* Material provided *
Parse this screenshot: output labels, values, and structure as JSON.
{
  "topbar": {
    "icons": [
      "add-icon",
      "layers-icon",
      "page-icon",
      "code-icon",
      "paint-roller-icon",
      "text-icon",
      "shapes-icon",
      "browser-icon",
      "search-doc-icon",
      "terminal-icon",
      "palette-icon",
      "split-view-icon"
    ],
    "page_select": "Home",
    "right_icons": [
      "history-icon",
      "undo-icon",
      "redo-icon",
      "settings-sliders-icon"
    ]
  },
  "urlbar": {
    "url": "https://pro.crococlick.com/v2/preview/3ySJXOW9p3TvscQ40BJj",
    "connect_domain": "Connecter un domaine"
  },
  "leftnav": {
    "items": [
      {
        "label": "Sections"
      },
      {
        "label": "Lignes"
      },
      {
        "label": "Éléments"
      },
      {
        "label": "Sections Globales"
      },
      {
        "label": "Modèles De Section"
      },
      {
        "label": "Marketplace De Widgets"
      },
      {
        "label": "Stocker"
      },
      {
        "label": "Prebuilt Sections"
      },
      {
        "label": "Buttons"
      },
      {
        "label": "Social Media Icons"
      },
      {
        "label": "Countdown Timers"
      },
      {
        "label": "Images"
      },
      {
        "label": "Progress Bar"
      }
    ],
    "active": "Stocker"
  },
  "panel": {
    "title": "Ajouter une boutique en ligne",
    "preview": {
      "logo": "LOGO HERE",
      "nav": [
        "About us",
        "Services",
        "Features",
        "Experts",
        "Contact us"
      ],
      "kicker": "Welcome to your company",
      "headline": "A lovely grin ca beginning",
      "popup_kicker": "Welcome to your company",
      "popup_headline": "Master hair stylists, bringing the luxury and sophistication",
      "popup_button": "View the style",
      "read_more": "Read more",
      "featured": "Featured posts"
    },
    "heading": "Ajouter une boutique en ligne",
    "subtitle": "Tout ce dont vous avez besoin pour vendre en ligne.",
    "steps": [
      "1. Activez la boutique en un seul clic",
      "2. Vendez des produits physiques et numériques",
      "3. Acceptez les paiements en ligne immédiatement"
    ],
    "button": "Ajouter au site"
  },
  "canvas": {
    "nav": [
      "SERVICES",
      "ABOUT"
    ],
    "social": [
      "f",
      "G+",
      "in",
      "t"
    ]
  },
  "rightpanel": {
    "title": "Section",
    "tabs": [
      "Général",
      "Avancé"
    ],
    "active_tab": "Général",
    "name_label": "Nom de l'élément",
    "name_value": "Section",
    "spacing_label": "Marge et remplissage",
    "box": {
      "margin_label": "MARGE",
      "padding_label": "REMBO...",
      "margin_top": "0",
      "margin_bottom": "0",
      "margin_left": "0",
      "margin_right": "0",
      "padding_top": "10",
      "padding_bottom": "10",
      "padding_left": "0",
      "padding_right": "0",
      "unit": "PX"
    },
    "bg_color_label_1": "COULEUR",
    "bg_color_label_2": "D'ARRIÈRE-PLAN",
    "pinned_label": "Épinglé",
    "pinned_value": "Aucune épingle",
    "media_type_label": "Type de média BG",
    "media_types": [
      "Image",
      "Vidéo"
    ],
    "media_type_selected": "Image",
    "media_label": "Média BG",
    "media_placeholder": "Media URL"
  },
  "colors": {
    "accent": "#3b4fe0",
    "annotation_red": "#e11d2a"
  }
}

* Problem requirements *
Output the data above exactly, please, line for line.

* Result for this exercise *
Parse this screenshot: output labels, values, and structure as JSON.
{
  "topbar": {
    "icons": [
      "add-icon",
      "layers-icon",
      "page-icon",
      "code-icon",
      "paint-roller-icon",
      "text-icon",
      "shapes-icon",
      "browser-icon",
      "search-doc-icon",
      "terminal-icon",
      "palette-icon",
      "split-view-icon"
    ],
    "page_select": "Home",
    "right_icons": [
      "history-icon",
      "undo-icon",
      "redo-icon",
      "settings-sliders-icon"
    ]
  },
  "urlbar": {
    "url": "https://pro.crococlick.com/v2/preview/3ySJXOW9p3TvscQ40BJj",
    "connect_domain": "Connecter un domaine"
  },
  "leftnav": {
    "items": [
      {
        "label": "Sections"
      },
      {
        "label": "Lignes"
      },
      {
        "label": "Éléments"
      },
      {
        "label": "Sections Globales"
      },
      {
        "label": "Modèles De Section"
      },
      {
        "label": "Marketplace De Widgets"
      },
      {
        "label": "Stocker"
      },
      {
        "label": "Prebuilt Sections"
      },
      {
        "label": "Buttons"
      },
      {
        "label": "Social Media Icons"
      },
      {
        "label": "Countdown Timers"
      },
      {
        "label": "Images"
      },
      {
        "label": "Progress Bar"
      }
    ],
    "active": "Stocker"
  },
  "panel": {
    "title": "Ajouter une boutique en ligne",
    "preview": {
      "logo": "LOGO HERE",
      "nav": [
        "About us",
        "Services",
        "Features",
        "Experts",
        "Contact us"
      ],
      "kicker": "Welcome to your company",
      "headline": "A lovely grin ca beginning",
      "popup_kicker": "Welcome to your company",
      "popup_headline": "Master hair stylists, bringing the luxury and sophistication",
      "popup_button": "View the style",
      "read_more": "Read more",
      "featured": "Featured posts"
    },
    "heading": "Ajouter une boutique en ligne",
    "subtitle": "Tout ce dont vous avez besoin pour vendre en ligne.",
    "steps": [
      "1. Activez la boutique en un seul clic",
      "2. Vendez des produits physiques et numériques",
      "3. Acceptez les paiements en ligne immédiatement"
    ],
    "button": "Ajouter au site"
  },
  "canvas": {
    "nav": [
      "SERVICES",
      "ABOUT"
    ],
    "social": [
      "f",
      "G+",
      "in",
      "t"
    ]
  },
  "rightpanel": {
    "title": "Section",
    "tabs": [
      "Général",
      "Avancé"
    ],
    "active_tab": "Général",
    "name_label": "Nom de l'élément",
    "name_value": "Section",
    "spacing_label": "Marge et remplissage",
    "box": {
      "margin_label": "MARGE",
      "padding_label": "REMBO...",
      "margin_top": "0",
      "margin_bottom": "0",
      "margin_left": "0",
      "margin_right": "0",
      "padding_top": "10",
      "padding_bottom": "10",
      "padding_left": "0",
      "padding_right": "0",
      "unit": "PX"
    },
    "bg_color_label_1": "COULEUR",
    "bg_color_label_2": "D'ARRIÈRE-PLAN",
    "pinned_label": "Épinglé",
    "pinned_value": "Aucune épingle",
    "media_type_label": "Type de média BG",
    "media_types": [
      "Image",
      "Vidéo"
    ],
    "media_type_selected": "Image",
    "media_label": "Média BG",
    "media_placeholder": "Media URL"
  },
  "colors": {
    "accent": "#3b4fe0",
    "annotation_red": "#e11d2a"
  }
}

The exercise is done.